Fernando Llorente looked to be on his way out of the club this January transfer window, having made only 44 appearances across competitions since joining on deadline day in summer 2017. He’s scored only nine times for Tottenham, and six of those have come in two hat-tricks against lower-league opposition, once last year against Rochdale and then a repeat earlier this month against Tranmere.

Yet Kane’s injury means the Spaniard is unlikely to be allowed to leave until the summer – when, incidentally, he will be available on a free transfer, unless club and player decide to extend his contract.

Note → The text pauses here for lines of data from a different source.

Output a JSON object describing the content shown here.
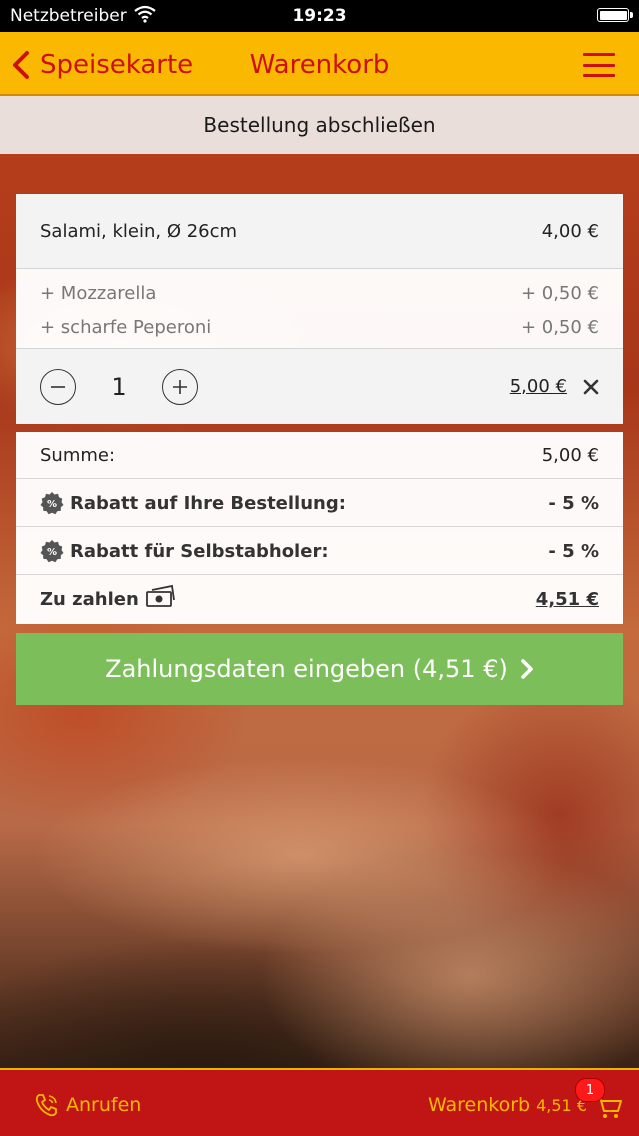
{
  "status_bar": {
    "carrier": "Netzbetreiber",
    "time": "19:23"
  },
  "nav": {
    "back_label": "Speisekarte",
    "title": "Warenkorb"
  },
  "subheader": "Bestellung abschließen",
  "order": {
    "item_name": "Salami, klein, Ø 26cm",
    "item_price": "4,00 €",
    "extras": [
      {
        "name": "+ Mozzarella",
        "price": "+ 0,50 €"
      },
      {
        "name": "+ scharfe Peperoni",
        "price": "+ 0,50 €"
      }
    ],
    "quantity": "1",
    "line_total": "5,00 €"
  },
  "summary": {
    "sum_label": "Summe:",
    "sum_value": "5,00 €",
    "discount1_label": "Rabatt auf Ihre Bestellung:",
    "discount1_value": "- 5 %",
    "discount2_label": "Rabatt für Selbstabholer:",
    "discount2_value": "- 5 %",
    "total_label": "Zu zahlen",
    "total_value": "4,51 €"
  },
  "pay_button_label": "Zahlungsdaten eingeben (4,51 €)",
  "footer": {
    "call_label": "Anrufen",
    "cart_label": "Warenkorb",
    "cart_total": "4,51 €",
    "cart_badge": "1"
  },
  "colors": {
    "nav_bg": "#fbb800",
    "nav_text": "#cc1010",
    "pay_button": "#7cbf5a",
    "footer_bg": "#c11414",
    "footer_text": "#fbb800",
    "badge": "#ff1a1a"
  }
}
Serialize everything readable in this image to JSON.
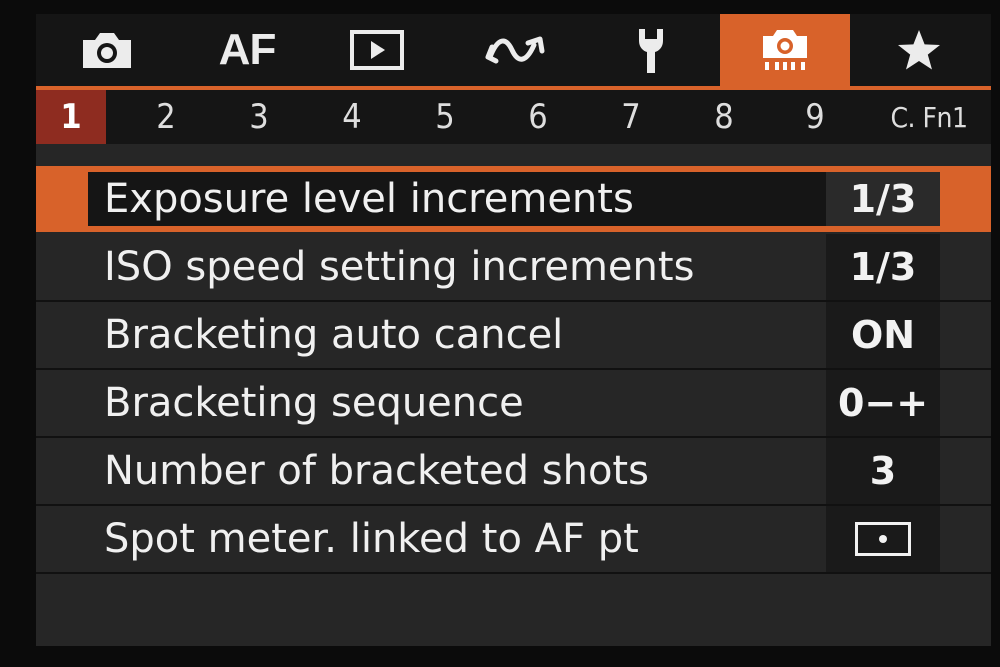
{
  "tabs": [
    {
      "icon": "camera-icon"
    },
    {
      "label": "AF"
    },
    {
      "icon": "playback-icon"
    },
    {
      "icon": "wireless-icon"
    },
    {
      "icon": "wrench-icon"
    },
    {
      "icon": "custom-function-icon",
      "active": true
    },
    {
      "icon": "star-icon"
    }
  ],
  "pages": [
    "1",
    "2",
    "3",
    "4",
    "5",
    "6",
    "7",
    "8",
    "9",
    "C. Fn1"
  ],
  "active_page": "1",
  "menu": {
    "items": [
      {
        "label": "Exposure level increments",
        "value": "1/3",
        "selected": true
      },
      {
        "label": "ISO speed setting increments",
        "value": "1/3"
      },
      {
        "label": "Bracketing auto cancel",
        "value": "ON"
      },
      {
        "label": "Bracketing sequence",
        "value": "0−+"
      },
      {
        "label": "Number of bracketed shots",
        "value": "3"
      },
      {
        "label": "Spot meter. linked to AF pt",
        "value_icon": "spot-meter-icon"
      }
    ]
  },
  "colors": {
    "accent": "#d8622a",
    "active_page": "#8e2c20",
    "background": "#262626"
  }
}
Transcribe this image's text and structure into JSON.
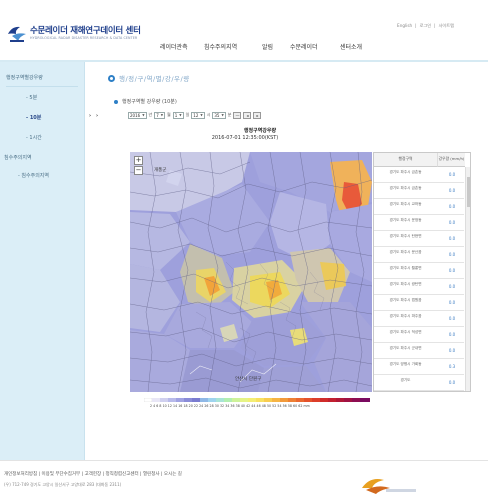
{
  "header": {
    "logo_title": "수문레이더 재해연구데이터 센터",
    "logo_subtitle": "HYDROLOGICAL RADAR DISASTER RESEARCH & DATA CENTER",
    "util_links": [
      "English",
      "|",
      "로그인",
      "|",
      "사이트맵"
    ],
    "nav": [
      "레이더관측",
      "침수주의지역",
      "알림",
      "수문레이더",
      "센터소개"
    ]
  },
  "sidebar": {
    "section1": "행정구역별강우량",
    "items1": [
      "- 5분",
      "- 10분",
      "- 1시간"
    ],
    "section2": "침수주의지역",
    "items2": [
      "- 침수주의지역"
    ]
  },
  "page": {
    "title": "행/정/구/역/별/강/우/량",
    "section_title": "행정구역별 강우량 (10분)"
  },
  "controls": {
    "year": "2016",
    "year_unit": "년",
    "month": "7",
    "month_unit": "월",
    "day": "1",
    "day_unit": "일",
    "hour": "12",
    "hour_unit": "시",
    "minute": "35",
    "minute_unit": "분",
    "btn_minus": "—",
    "btn_prev": "◂",
    "btn_next": "▸"
  },
  "map": {
    "title": "행정구역강우량",
    "timestamp": "2016-07-01 12:35:00(KST)",
    "label_north": "개풍군",
    "label_south": "안산시 단원구",
    "zoom_in": "+",
    "zoom_out": "−"
  },
  "table": {
    "col_region": "행정구역",
    "col_rain": "강우량 (mm/h)",
    "rows": [
      {
        "name": "경기도 파주시 금촌동",
        "value": "0.0"
      },
      {
        "name": "경기도 파주시 금촌동",
        "value": "0.0"
      },
      {
        "name": "경기도 파주시 교하동",
        "value": "0.0"
      },
      {
        "name": "경기도 파주시 운정동",
        "value": "0.0"
      },
      {
        "name": "경기도 파주시 탄현면",
        "value": "0.0"
      },
      {
        "name": "경기도 파주시 문산읍",
        "value": "0.0"
      },
      {
        "name": "경기도 파주시 월롱면",
        "value": "0.0"
      },
      {
        "name": "경기도 파주시 광탄면",
        "value": "0.0"
      },
      {
        "name": "경기도 파주시 법원읍",
        "value": "0.0"
      },
      {
        "name": "경기도 파주시 파주읍",
        "value": "0.0"
      },
      {
        "name": "경기도 파주시 적성면",
        "value": "0.0"
      },
      {
        "name": "경기도 파주시 군내면",
        "value": "0.0"
      },
      {
        "name": "경기도 양평시 가회동",
        "value": "0.3"
      },
      {
        "name": "경기도",
        "value": "0.0"
      }
    ]
  },
  "legend": {
    "ticks": "2  4  6  8  10 12 14 16 18 20 22 24 26 28 30 32 34 36 38 40 42 44 46 48 50 52 54 56 58 60 62 mm"
  },
  "footer": {
    "links": "개인정보처리방침 | 이용및 무단수집거부 | 고객헌장 | 정직청렴신고센터 | 열린청사 | 오시는 길",
    "address": "(우) 712-749 경기도 고양시 일산서구 고양대로 283 (대화동 2311)"
  },
  "colors": {
    "brand_blue": "#1f3f8c",
    "accent_blue": "#2d7fc6",
    "sidebar_bg": "#dbeef7",
    "map_base": "#9b9ad6"
  }
}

That scoring record, which reads three goals from 42 appearances apart from those hat-tricks, won’t inspire too much confidence in Spurs fans. But Llorente has been prolific in England before, with his 15 goals for Swansea in 2016-17 saving the club from relegation that season.

The issue at Tottenham is more one in terms of stylistic fit. Spurs’ attack is built on speed and mobility, and playing with a target man will force them to change their style. In Christian Eriksen and Dele Alli, they do have two good crossers of the ball, so perhaps Pochettino will tweak his tactics in order to maximise Llorente’s impact.

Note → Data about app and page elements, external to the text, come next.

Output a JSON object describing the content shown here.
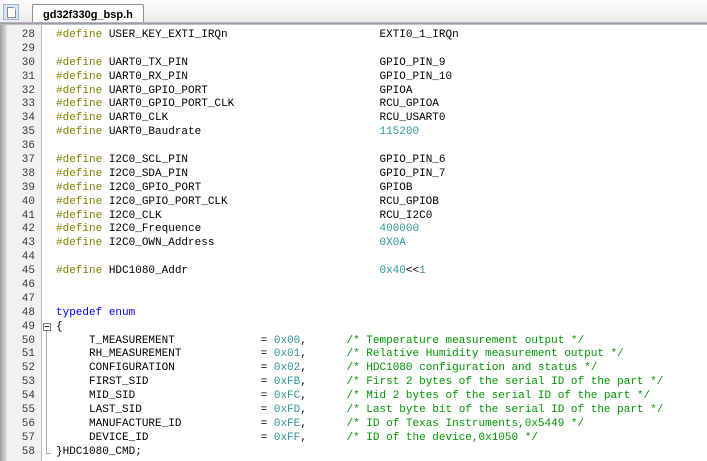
{
  "window": {
    "tab_title": "gd32f330g_bsp.h",
    "file_icon": "document-icon"
  },
  "colors": {
    "preprocessor": "#808000",
    "keyword": "#0000ff",
    "number": "#2f9699",
    "comment": "#009600",
    "plain": "#000000",
    "line_number": "#3a3a3a",
    "gutter_bg": "#f1f1f1",
    "tabbar_border": "#8f919c"
  },
  "editor": {
    "first_line_number": 28,
    "lines": [
      {
        "no": "28",
        "seg": [
          [
            "pp",
            "#define"
          ],
          [
            "p",
            " USER_KEY_EXTI_IRQn"
          ],
          [
            "p",
            "EXTI0_1_IRQn",
            49
          ]
        ]
      },
      {
        "no": "29",
        "seg": []
      },
      {
        "no": "30",
        "seg": [
          [
            "pp",
            "#define"
          ],
          [
            "p",
            " UART0_TX_PIN"
          ],
          [
            "p",
            "GPIO_PIN_9",
            49
          ]
        ]
      },
      {
        "no": "31",
        "seg": [
          [
            "pp",
            "#define"
          ],
          [
            "p",
            " UART0_RX_PIN"
          ],
          [
            "p",
            "GPIO_PIN_10",
            49
          ]
        ]
      },
      {
        "no": "32",
        "seg": [
          [
            "pp",
            "#define"
          ],
          [
            "p",
            " UART0_GPIO_PORT"
          ],
          [
            "p",
            "GPIOA",
            49
          ]
        ]
      },
      {
        "no": "33",
        "seg": [
          [
            "pp",
            "#define"
          ],
          [
            "p",
            " UART0_GPIO_PORT_CLK"
          ],
          [
            "p",
            "RCU_GPIOA",
            49
          ]
        ]
      },
      {
        "no": "34",
        "seg": [
          [
            "pp",
            "#define"
          ],
          [
            "p",
            " UART0_CLK"
          ],
          [
            "p",
            "RCU_USART0",
            49
          ]
        ]
      },
      {
        "no": "35",
        "seg": [
          [
            "pp",
            "#define"
          ],
          [
            "p",
            " UART0_Baudrate"
          ],
          [
            "n",
            "115200",
            49
          ]
        ]
      },
      {
        "no": "36",
        "seg": []
      },
      {
        "no": "37",
        "seg": [
          [
            "pp",
            "#define"
          ],
          [
            "p",
            " I2C0_SCL_PIN"
          ],
          [
            "p",
            "GPIO_PIN_6",
            49
          ]
        ]
      },
      {
        "no": "38",
        "seg": [
          [
            "pp",
            "#define"
          ],
          [
            "p",
            " I2C0_SDA_PIN"
          ],
          [
            "p",
            "GPIO_PIN_7",
            49
          ]
        ]
      },
      {
        "no": "39",
        "seg": [
          [
            "pp",
            "#define"
          ],
          [
            "p",
            " I2C0_GPIO_PORT"
          ],
          [
            "p",
            "GPIOB",
            49
          ]
        ]
      },
      {
        "no": "40",
        "seg": [
          [
            "pp",
            "#define"
          ],
          [
            "p",
            " I2C0_GPIO_PORT_CLK"
          ],
          [
            "p",
            "RCU_GPIOB",
            49
          ]
        ]
      },
      {
        "no": "41",
        "seg": [
          [
            "pp",
            "#define"
          ],
          [
            "p",
            " I2C0_CLK"
          ],
          [
            "p",
            "RCU_I2C0",
            49
          ]
        ]
      },
      {
        "no": "42",
        "seg": [
          [
            "pp",
            "#define"
          ],
          [
            "p",
            " I2C0_Frequence"
          ],
          [
            "n",
            "400000",
            49
          ]
        ]
      },
      {
        "no": "43",
        "seg": [
          [
            "pp",
            "#define"
          ],
          [
            "p",
            " I2C0_OWN_Address"
          ],
          [
            "n",
            "0X0A",
            49
          ]
        ]
      },
      {
        "no": "44",
        "seg": []
      },
      {
        "no": "45",
        "seg": [
          [
            "pp",
            "#define"
          ],
          [
            "p",
            " HDC1080_Addr"
          ],
          [
            "n",
            "0x40",
            49
          ],
          [
            "p",
            "<<"
          ],
          [
            "n",
            "1"
          ]
        ]
      },
      {
        "no": "46",
        "seg": []
      },
      {
        "no": "47",
        "seg": []
      },
      {
        "no": "48",
        "seg": [
          [
            "k",
            "typedef"
          ],
          [
            "p",
            " "
          ],
          [
            "k",
            "enum"
          ]
        ]
      },
      {
        "no": "49",
        "fold": "open",
        "seg": [
          [
            "p",
            "{"
          ]
        ]
      },
      {
        "no": "50",
        "fold": "line",
        "seg": [
          [
            "p",
            "T_MEASUREMENT",
            5
          ],
          [
            "p",
            "= ",
            31
          ],
          [
            "n",
            "0x00"
          ],
          [
            "p",
            ","
          ],
          [
            "c",
            "/* Temperature measurement output */",
            44
          ]
        ]
      },
      {
        "no": "51",
        "fold": "line",
        "seg": [
          [
            "p",
            "RH_MEASUREMENT",
            5
          ],
          [
            "p",
            "= ",
            31
          ],
          [
            "n",
            "0x01"
          ],
          [
            "p",
            ","
          ],
          [
            "c",
            "/* Relative Humidity measurement output */",
            44
          ]
        ]
      },
      {
        "no": "52",
        "fold": "line",
        "seg": [
          [
            "p",
            "CONFIGURATION",
            5
          ],
          [
            "p",
            "= ",
            31
          ],
          [
            "n",
            "0x02"
          ],
          [
            "p",
            ","
          ],
          [
            "c",
            "/* HDC1080 configuration and status */",
            44
          ]
        ]
      },
      {
        "no": "53",
        "fold": "line",
        "seg": [
          [
            "p",
            "FIRST_SID",
            5
          ],
          [
            "p",
            "= ",
            31
          ],
          [
            "n",
            "0xFB"
          ],
          [
            "p",
            ","
          ],
          [
            "c",
            "/* First 2 bytes of the serial ID of the part */",
            44
          ]
        ]
      },
      {
        "no": "54",
        "fold": "line",
        "seg": [
          [
            "p",
            "MID_SID",
            5
          ],
          [
            "p",
            "= ",
            31
          ],
          [
            "n",
            "0xFC"
          ],
          [
            "p",
            ","
          ],
          [
            "c",
            "/* Mid 2 bytes of the serial ID of the part */",
            44
          ]
        ]
      },
      {
        "no": "55",
        "fold": "line",
        "seg": [
          [
            "p",
            "LAST_SID",
            5
          ],
          [
            "p",
            "= ",
            31
          ],
          [
            "n",
            "0xFD"
          ],
          [
            "p",
            ","
          ],
          [
            "c",
            "/* Last byte bit of the serial ID of the part */",
            44
          ]
        ]
      },
      {
        "no": "56",
        "fold": "line",
        "seg": [
          [
            "p",
            "MANUFACTURE_ID",
            5
          ],
          [
            "p",
            "= ",
            31
          ],
          [
            "n",
            "0xFE"
          ],
          [
            "p",
            ","
          ],
          [
            "c",
            "/* ID of Texas Instruments,0x5449 */",
            44
          ]
        ]
      },
      {
        "no": "57",
        "fold": "line",
        "seg": [
          [
            "p",
            "DEVICE_ID",
            5
          ],
          [
            "p",
            "= ",
            31
          ],
          [
            "n",
            "0xFF"
          ],
          [
            "p",
            ","
          ],
          [
            "c",
            "/* ID of the device,0x1050 */",
            44
          ]
        ]
      },
      {
        "no": "58",
        "fold": "end",
        "seg": [
          [
            "p",
            "}HDC1080_CMD;"
          ]
        ]
      }
    ]
  }
}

The Spaniard’s ability to hold the ball up could make up for his relative lack of mobility, as well. Alli, Erik Lamela, and Lucas Moura could all play off the Spaniard and run in behind while he occupies the defence.

His link-up with Eriksen will be key. If the two of them can strike up a good partnership, the rest of the attackers will benefit.

Fernando Llorente is the like-for-like replacement up front.

Fernando Llorente is the like-for-like replacement up front.


Alli has been deployed as a second striker before, playing off Kane, but he’s rarely played up front on his own.

But given Spurs’ style, deploying Alli up top could be a highly effective, if unorthodox, solution to Kane’s absence. Alli has the physical attributes to bother any defence, and if he’s given the freedom to roam away from a central position, he’ll pull defenders with him and ruin the opposition’s shape.

That would allow for his playmaker traits to flourish, as his team-mates could take advantage of the spaces he creates with his movement.

Equally, Alli is strong enough in the air and sharp in the box, which means he could potentially thrive in a central role. His heading ability is a skill Tottenham have already taken advantage of, as he gets a decent amount of goals by being on the end of a cross.

But it would require a great deal of adjustment for a player who’s always had another central player to link with when playing in an advanced role before. Alli has shown his adaptability already during his young career, playing in a deeper midfield role and on the wings when required, but playing as a striker is a different beast.

Being the central focus of a defence will be a new challenge. Not to mention, defenders would likely target him for his petulance even more, and he’d have to be careful not to lash out.

This seems like the sort of solution Pochettino would come up with, however, so don’t be surprised if, given some of the weaker opposition Spurs are about to face, the manager tests out this experiment.

Alli has experience playing off Kane - can he do it on his own?

Alli has experience playing off Kane – can he do it on his own?


Like Alli, Spurs’ Brazilian attacker has almost no experience playing up front on his own. However, he does have the knack of scoring goals, as a record of eight goals from 20 starts in the Premier League and Champions League this season, his first full season in England, shows.

Given that he plays largely as a winger, that’s a commendable scoring record for the man signed from Paris Saint-Germain last January.

The Brazilian doesn’t quite run around the pitch like Son does, but there are similarities between the two players’ games that suggest he could perform in a central role just as the Korean often does.

The former PSG player would be allowed to roam – that movement from the main attacker is a key feature of Spurs’ game – so Moura would likely end up playing as a false nine more than as an orthodox striker. But he also has the nous to get behind the defence, as he often makes clever runs associated more than strikers.

Moura has pedigree as a goalscorer.

Moura has pedigree as a goalscorer.

Know more about Sport360 Application


Most popular